→ **WHAT YOU ARE ASKED TO DO**: Please write out each entry below exactly as it appears.

[SOURCE RECORDS — start]

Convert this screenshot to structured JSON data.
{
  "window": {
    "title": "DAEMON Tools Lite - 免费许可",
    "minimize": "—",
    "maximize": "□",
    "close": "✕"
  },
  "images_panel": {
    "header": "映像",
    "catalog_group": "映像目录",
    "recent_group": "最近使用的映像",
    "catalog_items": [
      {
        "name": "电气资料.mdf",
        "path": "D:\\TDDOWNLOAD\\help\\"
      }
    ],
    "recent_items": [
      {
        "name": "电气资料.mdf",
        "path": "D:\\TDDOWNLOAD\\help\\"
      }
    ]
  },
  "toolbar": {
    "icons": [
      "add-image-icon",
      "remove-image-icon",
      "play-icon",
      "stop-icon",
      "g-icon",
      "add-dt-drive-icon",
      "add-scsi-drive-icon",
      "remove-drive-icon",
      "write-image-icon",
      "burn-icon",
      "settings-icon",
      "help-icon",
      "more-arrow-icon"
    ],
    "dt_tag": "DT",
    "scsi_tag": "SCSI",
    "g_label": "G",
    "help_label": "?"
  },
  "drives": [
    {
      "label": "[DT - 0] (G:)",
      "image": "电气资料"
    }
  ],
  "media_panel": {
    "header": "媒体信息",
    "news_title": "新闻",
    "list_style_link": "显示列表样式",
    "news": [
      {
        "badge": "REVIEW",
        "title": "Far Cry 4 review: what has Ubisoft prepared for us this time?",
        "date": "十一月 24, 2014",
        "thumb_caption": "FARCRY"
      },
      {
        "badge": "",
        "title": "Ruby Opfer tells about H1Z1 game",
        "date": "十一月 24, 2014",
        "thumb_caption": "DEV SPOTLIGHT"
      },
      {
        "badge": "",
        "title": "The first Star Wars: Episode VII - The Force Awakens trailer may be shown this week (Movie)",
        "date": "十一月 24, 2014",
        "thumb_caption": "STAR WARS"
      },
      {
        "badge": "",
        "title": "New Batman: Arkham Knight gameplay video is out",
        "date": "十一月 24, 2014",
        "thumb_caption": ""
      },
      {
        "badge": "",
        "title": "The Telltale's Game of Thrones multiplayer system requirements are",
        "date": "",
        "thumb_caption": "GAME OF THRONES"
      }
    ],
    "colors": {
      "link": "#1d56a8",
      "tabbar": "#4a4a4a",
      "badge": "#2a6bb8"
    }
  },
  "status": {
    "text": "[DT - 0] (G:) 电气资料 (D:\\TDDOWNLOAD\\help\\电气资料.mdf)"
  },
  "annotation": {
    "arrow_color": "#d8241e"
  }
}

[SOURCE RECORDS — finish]

→ **SOLUTION FOR THIS PROBLEM**:
Convert this screenshot to structured JSON data.
{
  "window": {
    "title": "DAEMON Tools Lite - 免费许可",
    "minimize": "—",
    "maximize": "□",
    "close": "✕"
  },
  "images_panel": {
    "header": "映像",
    "catalog_group": "映像目录",
    "recent_group": "最近使用的映像",
    "catalog_items": [
      {
        "name": "电气资料.mdf",
        "path": "D:\\TDDOWNLOAD\\help\\"
      }
    ],
    "recent_items": [
      {
        "name": "电气资料.mdf",
        "path": "D:\\TDDOWNLOAD\\help\\"
      }
    ]
  },
  "toolbar": {
    "icons": [
      "add-image-icon",
      "remove-image-icon",
      "play-icon",
      "stop-icon",
      "g-icon",
      "add-dt-drive-icon",
      "add-scsi-drive-icon",
      "remove-drive-icon",
      "write-image-icon",
      "burn-icon",
      "settings-icon",
      "help-icon",
      "more-arrow-icon"
    ],
    "dt_tag": "DT",
    "scsi_tag": "SCSI",
    "g_label": "G",
    "help_label": "?"
  },
  "drives": [
    {
      "label": "[DT - 0] (G:)",
      "image": "电气资料"
    }
  ],
  "media_panel": {
    "header": "媒体信息",
    "news_title": "新闻",
    "list_style_link": "显示列表样式",
    "news": [
      {
        "badge": "REVIEW",
        "title": "Far Cry 4 review: what has Ubisoft prepared for us this time?",
        "date": "十一月 24, 2014",
        "thumb_caption": "FARCRY"
      },
      {
        "badge": "",
        "title": "Ruby Opfer tells about H1Z1 game",
        "date": "十一月 24, 2014",
        "thumb_caption": "DEV SPOTLIGHT"
      },
      {
        "badge": "",
        "title": "The first Star Wars: Episode VII - The Force Awakens trailer may be shown this week (Movie)",
        "date": "十一月 24, 2014",
        "thumb_caption": "STAR WARS"
      },
      {
        "badge": "",
        "title": "New Batman: Arkham Knight gameplay video is out",
        "date": "十一月 24, 2014",
        "thumb_caption": ""
      },
      {
        "badge": "",
        "title": "The Telltale's Game of Thrones multiplayer system requirements are",
        "date": "",
        "thumb_caption": "GAME OF THRONES"
      }
    ],
    "colors": {
      "link": "#1d56a8",
      "tabbar": "#4a4a4a",
      "badge": "#2a6bb8"
    }
  },
  "status": {
    "text": "[DT - 0] (G:) 电气资料 (D:\\TDDOWNLOAD\\help\\电气资料.mdf)"
  },
  "annotation": {
    "arrow_color": "#d8241e"
  }
}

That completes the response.